Just some food for thought!
DW is in the second in our required sequence of writing courses. Usually I can assume some solid basic skills by the time students reach this course, but DW is struggling with the basics: popping out little rambles with no thesis, fumbled tenses, mismatched pronouns, missing words. She invents her own source citation format and redesigns assignments. And all these errors are Teflon; regardless of my comments on returned papers, each one has the same problems.
My first response is to do a little rant. Doesn’t DW realize those errors I mark are so she can fix them, so she can stop doing them next time? Or that no matter how much I could praise her paragraphing, that won’t help her learn how to cite her source? How am I to state in positive feedback that she has not followed the directions of the assignment?
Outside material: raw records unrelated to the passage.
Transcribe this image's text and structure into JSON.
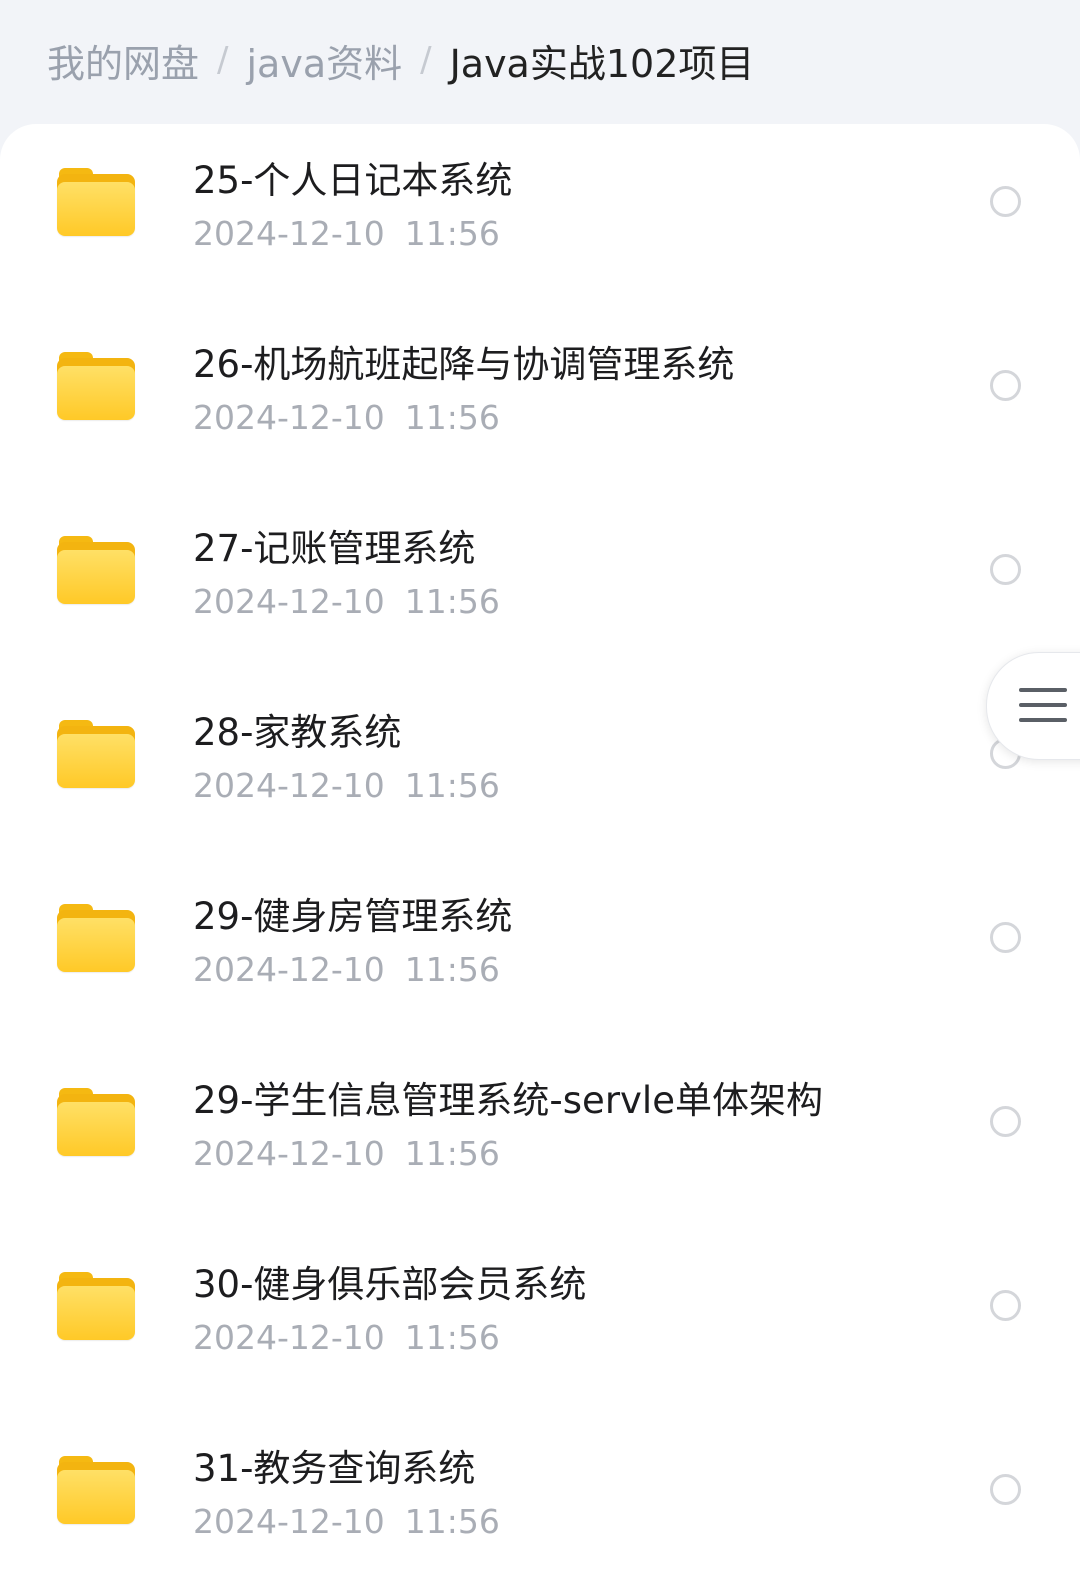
{
  "breadcrumb": {
    "root": "我的网盘",
    "parent": "java资料",
    "current": "Java实战102项目",
    "separator": "/"
  },
  "files": [
    {
      "name": "25-个人日记本系统",
      "date": "2024-12-10",
      "time": "11:56"
    },
    {
      "name": "26-机场航班起降与协调管理系统",
      "date": "2024-12-10",
      "time": "11:56"
    },
    {
      "name": "27-记账管理系统",
      "date": "2024-12-10",
      "time": "11:56"
    },
    {
      "name": "28-家教系统",
      "date": "2024-12-10",
      "time": "11:56"
    },
    {
      "name": "29-健身房管理系统",
      "date": "2024-12-10",
      "time": "11:56"
    },
    {
      "name": "29-学生信息管理系统-servle单体架构",
      "date": "2024-12-10",
      "time": "11:56"
    },
    {
      "name": "30-健身俱乐部会员系统",
      "date": "2024-12-10",
      "time": "11:56"
    },
    {
      "name": "31-教务查询系统",
      "date": "2024-12-10",
      "time": "11:56"
    }
  ],
  "icons": {
    "folder": "folder-icon",
    "select": "radio-circle-icon",
    "menu": "hamburger-menu-icon"
  },
  "colors": {
    "folder": "#ffc927",
    "title": "#1d1d1f",
    "meta": "#a9adb5",
    "breadcrumb_inactive": "#9aa1ad"
  }
}
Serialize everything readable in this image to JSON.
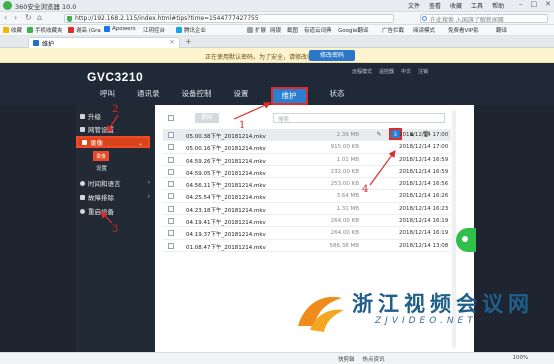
{
  "browser": {
    "title": "360安全浏览器 10.0",
    "menus": [
      "文件",
      "查看",
      "收藏",
      "工具",
      "帮助"
    ],
    "url": "http://192.168.2.115/index.html#tips?time=1544777427755",
    "search_placeholder": "在此搜索 入国旗了解新闻嘛",
    "bookmarks": [
      "收藏",
      "手机收藏夹",
      "谢高 (Gra",
      "Apowers",
      "江玥控台",
      "腾讯企业",
      "扩展",
      "网银",
      "截图",
      "有道云词典",
      "Google翻译",
      "广告拦截",
      "阅读模式",
      "免费看VIP影",
      "翻译"
    ],
    "tab_title": "维护"
  },
  "notice": {
    "message": "正在使用默认密码，为了安全，请修改密码。",
    "button": "修改密码"
  },
  "header": {
    "brand": "GVC3210",
    "top_links": [
      "远程模式",
      "遥控器",
      "中文",
      "注销"
    ],
    "nav": [
      "呼叫",
      "通讯录",
      "设备控制",
      "设置",
      "维护",
      "状态"
    ]
  },
  "sidebar": {
    "items": [
      "升级",
      "网管设置",
      "录像",
      "时间和语言",
      "故障排除",
      "重启设备"
    ],
    "sub_items": [
      "录像",
      "设置"
    ]
  },
  "recordings": {
    "delete_label": "删除",
    "search_placeholder": "搜索",
    "rows": [
      {
        "name": "05.00.38下午_20181214.mkv",
        "size": "2.39 MB",
        "time": "2018/12/14 17:00"
      },
      {
        "name": "05.00.16下午_20181214.mkv",
        "size": "915.00 KB",
        "time": "2018/12/14 17:00"
      },
      {
        "name": "04.59.26下午_20181214.mkv",
        "size": "1.01 MB",
        "time": "2018/12/14 16:59"
      },
      {
        "name": "04.59.05下午_20181214.mkv",
        "size": "232.00 KB",
        "time": "2018/12/14 16:59"
      },
      {
        "name": "04.56.11下午_20181214.mkv",
        "size": "253.00 KB",
        "time": "2018/12/14 16:56"
      },
      {
        "name": "04.25.54下午_20181214.mkv",
        "size": "3.64 MB",
        "time": "2018/12/14 16:26"
      },
      {
        "name": "04.23.18下午_20181214.mkv",
        "size": "1.31 MB",
        "time": "2018/12/14 16:23"
      },
      {
        "name": "04.19.41下午_20181214.mkv",
        "size": "264.00 KB",
        "time": "2018/12/14 16:19"
      },
      {
        "name": "04.19.37下午_20181214.mkv",
        "size": "264.00 KB",
        "time": "2018/12/14 16:19"
      },
      {
        "name": "01.08.47下午_20181214.mkv",
        "size": "586.38 MB",
        "time": "2018/12/14 13:08"
      }
    ]
  },
  "annotations": [
    "1",
    "2",
    "3",
    "4"
  ],
  "watermark": {
    "cn": "浙江视频会议网",
    "en": "ZJVIDEO.NET"
  },
  "statusbar": [
    "快剪辑",
    "热点资讯",
    "100%"
  ],
  "colors": {
    "header_bg": "#1f2937",
    "nav_active": "#2a7fd0",
    "sidebar_selected": "#d9451b",
    "annotation_red": "#e02b2b",
    "notice_bg": "#fdf3cd"
  }
}
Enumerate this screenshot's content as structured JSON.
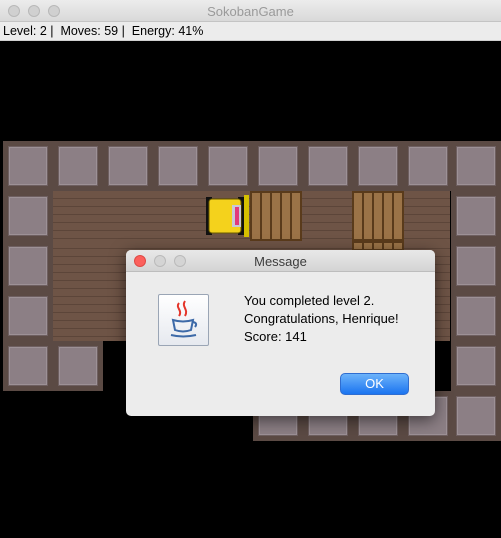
{
  "window": {
    "title": "SokobanGame",
    "traffic_lights": [
      "close",
      "minimize",
      "zoom"
    ]
  },
  "status": {
    "text": "Level: 2 |  Moves: 59 |  Energy: 41%"
  },
  "dialog": {
    "title": "Message",
    "message_lines": [
      "You completed level 2.",
      "Congratulations, Henrique!",
      "Score: 141"
    ],
    "icon": "java-coffee-cup-icon",
    "ok_label": "OK",
    "accent_color": "#1b74f0"
  },
  "board_colors": {
    "background": "#000000",
    "wall": "#8c7f85",
    "floor": "#6e5446",
    "crate": "#9b7347"
  }
}
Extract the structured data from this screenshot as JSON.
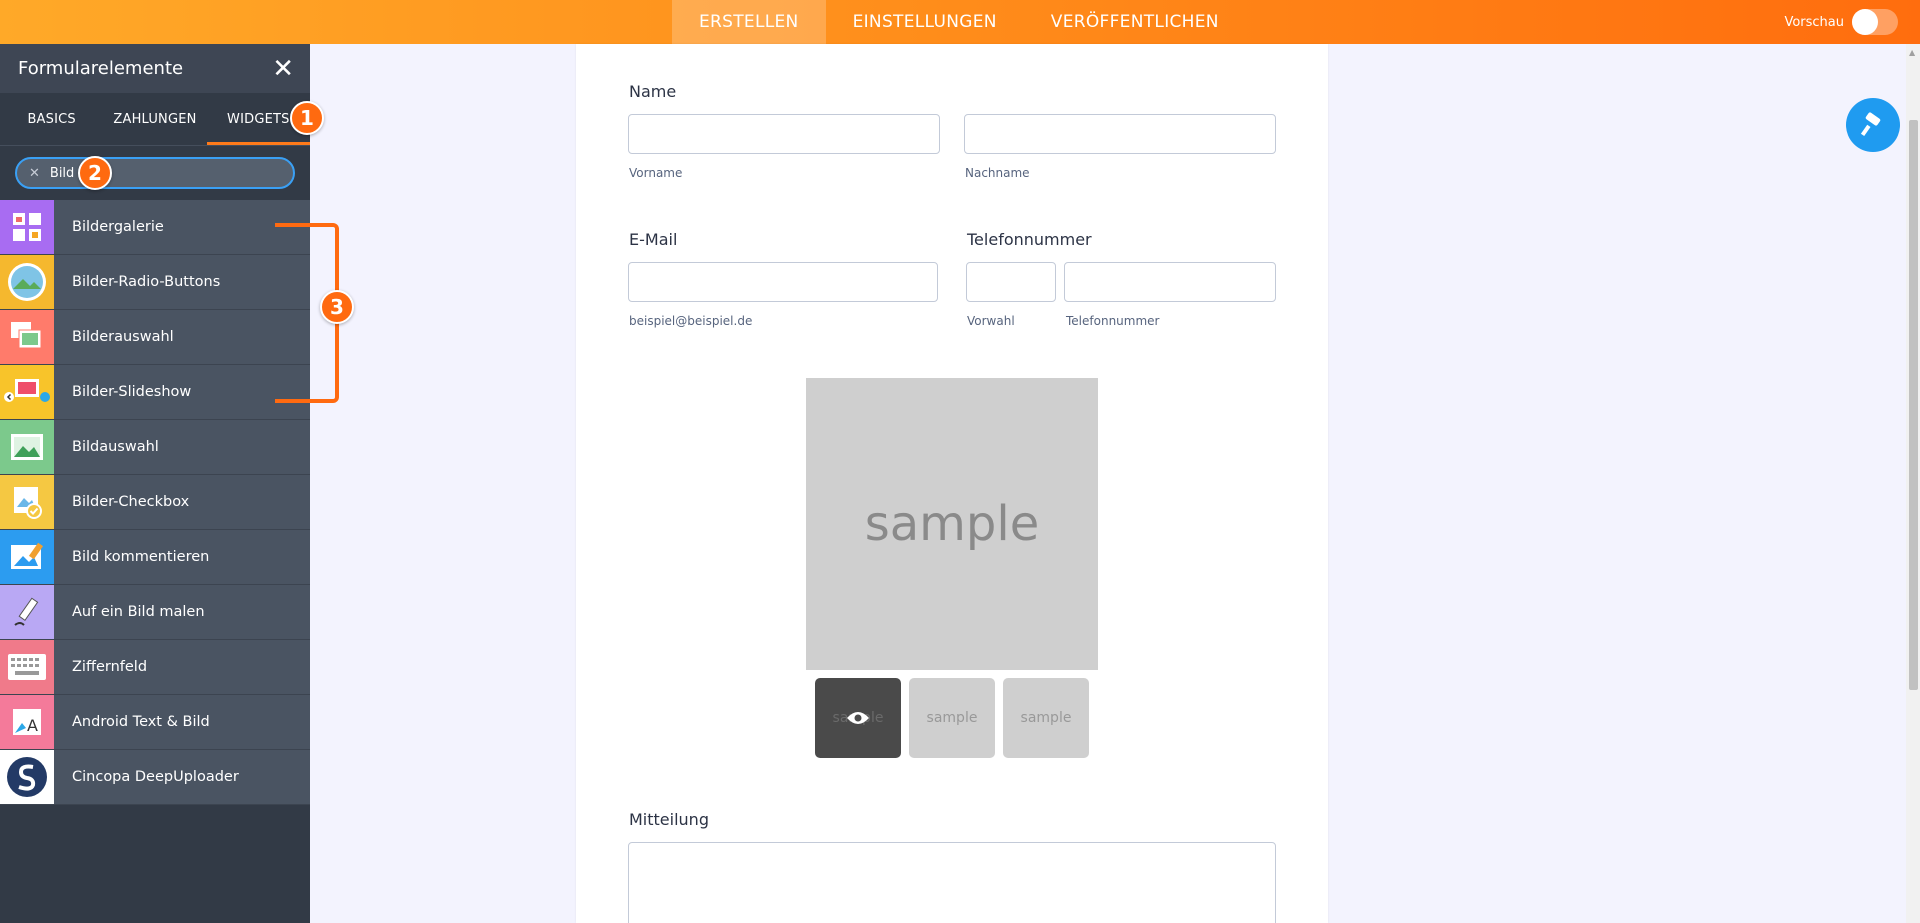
{
  "topbar": {
    "tabs": [
      {
        "label": "ERSTELLEN",
        "active": true
      },
      {
        "label": "EINSTELLUNGEN",
        "active": false
      },
      {
        "label": "VERÖFFENTLICHEN",
        "active": false
      }
    ],
    "preview_label": "Vorschau"
  },
  "sidebar": {
    "title": "Formularelemente",
    "tabs": [
      {
        "label": "BASICS"
      },
      {
        "label": "ZAHLUNGEN"
      },
      {
        "label": "WIDGETS"
      }
    ],
    "search_value": "Bild",
    "items": [
      {
        "label": "Bildergalerie",
        "icon": "image-gallery-icon",
        "color": "#a86cf2"
      },
      {
        "label": "Bilder-Radio-Buttons",
        "icon": "image-radio-icon",
        "color": "#f5b82e"
      },
      {
        "label": "Bilderauswahl",
        "icon": "image-choice-icon",
        "color": "#ff7b6b"
      },
      {
        "label": "Bilder-Slideshow",
        "icon": "image-slideshow-icon",
        "color": "#f8c42a"
      },
      {
        "label": "Bildauswahl",
        "icon": "image-picker-icon",
        "color": "#7cc98c"
      },
      {
        "label": "Bilder-Checkbox",
        "icon": "image-checkbox-icon",
        "color": "#f5c842"
      },
      {
        "label": "Bild kommentieren",
        "icon": "annotate-image-icon",
        "color": "#2c9cf0"
      },
      {
        "label": "Auf ein Bild malen",
        "icon": "draw-on-image-icon",
        "color": "#b9a8f4"
      },
      {
        "label": "Ziffernfeld",
        "icon": "keypad-icon",
        "color": "#f07a8a"
      },
      {
        "label": "Android Text & Bild",
        "icon": "android-text-image-icon",
        "color": "#f47a9a"
      },
      {
        "label": "Cincopa DeepUploader",
        "icon": "cincopa-logo-icon",
        "color": "#ffffff"
      }
    ]
  },
  "annotations": {
    "badge1": "1",
    "badge2": "2",
    "badge3": "3"
  },
  "form": {
    "name_label": "Name",
    "first_sub": "Vorname",
    "last_sub": "Nachname",
    "email_label": "E-Mail",
    "email_sub": "beispiel@beispiel.de",
    "phone_label": "Telefonnummer",
    "area_sub": "Vorwahl",
    "phone_sub": "Telefonnummer",
    "gallery_main_text": "sample",
    "thumbs": [
      "sample",
      "sample",
      "sample"
    ],
    "message_label": "Mitteilung"
  },
  "colors": {
    "accent": "#ff7a1a",
    "fab": "#1f9bf0",
    "search_border": "#3aa0f5"
  }
}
Where is the positive spin I can put to “I don’t know what this sentence means”? What does she think my closing remarks about revision are if not “advice on how to make it better”?
Just as I’m deciding how to reduce her to toast and ashes, reason kicks in. “Old fool,” he says familiarly, “what she’s really saying is underneath the words. Look there.”
“Like a dung beetle under a rock” is my reply. But I look anyway. Suppose she’s as lost as a puppy can get, I think. She really doesn’t understand that my comments are not designed to hurt but to correct; she really does think that it’s rude for a teacher to point out errors; she perhaps can’t learn from comments that are not sugar-coated; and schooling for her is about how she feels, not what she thinks. Maybe her past has spoiled her for learning. Certainly her freshman composition course has conspired with her inability, passing her along without marring her expectation for feel-good education, and my college should bear some of that blame….
The urge to scorch has passed and I sit down to explain myself to her. Yet what good will that do, and do I want to initiate a debate about my “critizism”? Actions will have to speak for me, not words. Either DW will improve and pass or simmer in her present state and fail. It has much more to do with her than me, and for her it is going to be about much more than this one course.
“Just some food for thought!” she wrote, tossing one of my comments back to me. I see she was right about that.